Waller and his wife, Joan, have been married for 30 years and have two sons, Jeff and Todd, both of whom have worked for Stockyards in the past.
“Todd worked for J.R.’s in the early 1980s at Festival Lake, and Jeff came up to work as a cook there, too,” he said. “This has always been a family business. My aunts and uncles were working here when I was a youngster. They helped me get my first job as a busboy.”
Since retiring in December, there’s been more time at home with his wife and grandchildren, but life has changed for Waller in many ways.
“In the restaurant business, there’s a lot of stress.

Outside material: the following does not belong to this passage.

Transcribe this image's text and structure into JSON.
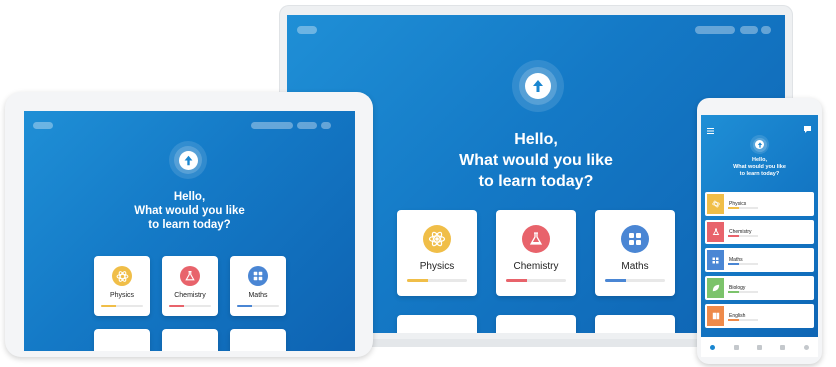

I’ve taken that stress out of my life, but I still miss that being a part of my life,” he said. “This was the first time I haven’t worked on New Year’s Eve or Valentine’s Day, which my wife liked. It’s also strange that I’m using a credit card for the first time in my life. I always had cash on me when I was working.”
He does not, however, miss driving through the traffic in the notoriously busy Tysons Corner area.
“I had a doctor’s appointment the other day, and he told me I’d have to find a new doctor in Charlottesville,” Waller said, so he wouldn’t have to make the long drive up to Northern Virginia. “I hadn’t thought about that … that was like the closing of that chapter.”
“Alex was always understanding,” said Helen Lewis, a co-worker and fellow longtime employee at Stockyards. “He never yelled at anyone. He had a good sense of humor and we’ll miss him.”
Describing Waller as a “humanitarian,” David Winter, director of operations for Stockyards, has worked with him since 1978.
“As head waiter, Alex was responsible for training all new employees and giving them confidence. He was nurturing with them … but that applied to all of his co-workers,” Winter said. “Everyone speaks so highly of him. There are members of the community that would come in and ask for him, he garnered so much respect.”
He also cites Waller’s patience and ability to keep calm during stressful situations, a trait that may lead to a phone call or two when things go badly now that he’s retired.
“He never got riled. He was always steady and kept his cool,” he said. “You don’t see a lot of people like that in stressful situations. He has a calming influence on people.”
THE MANAGEMENT at J.R.’s Stockyards threw a retirement party for Alex Waller Saturday afternoon, to allow him the opportunity to see some of his friends and co-workers without having to work, and also to show their appreciation and admiration for their friend.
“After 30 years it’s a fitting tribute to Alex. We want to wish him well in the future,” Winter said. “We’re very happy for him. It’s a family here, and Alex is a big part of that. Without him here, a part of the family is moving on.”
Jim and Karen Wordsworth, owners of the restaurant, presented Waller with a $500 gift certificate for Washington Golf, along with a night at the Ritz hotel, something Joan Waller had always asked for from her husband.
“When you have long-term employees that feel like family, you have to do what you can to help provide for them,” Jim Wordsworth said.
Waller was always willing to use his own time to volunteer in the company’s name for charity functions, something Wordsworth valued and respected.
“I think people appreciate that,” he said.
“There are two voids that Alex is leaving. There’s a physical void, that he’s not here for his shift anymore. But there’s also the environmental and climate void. With him here and laughing, there was a climate of camaraderie and being welcome,” he said. “His influence is still felt. Power ends, but influence continues after you’re gone.”
A plaque was also put on the wall of the room where Waller used to work, in dedication of his years of service.
“I don’t know how many accolades you can write about one person,” Karen Wordsworth said. “He was our spiritual leader and our heartbeat.”
Waller’s absence has struck a sadness in his former employers.
“He’s trained every single staff person we’ve ever had, and when we had a meeting last week to talk about the party, there was one girl who didn’t know who he was,” she said, eyes shimmering with tears. “He’s always been that cornerstone. He grew up with us. Without Alex, it’s like taking out a part of the building.”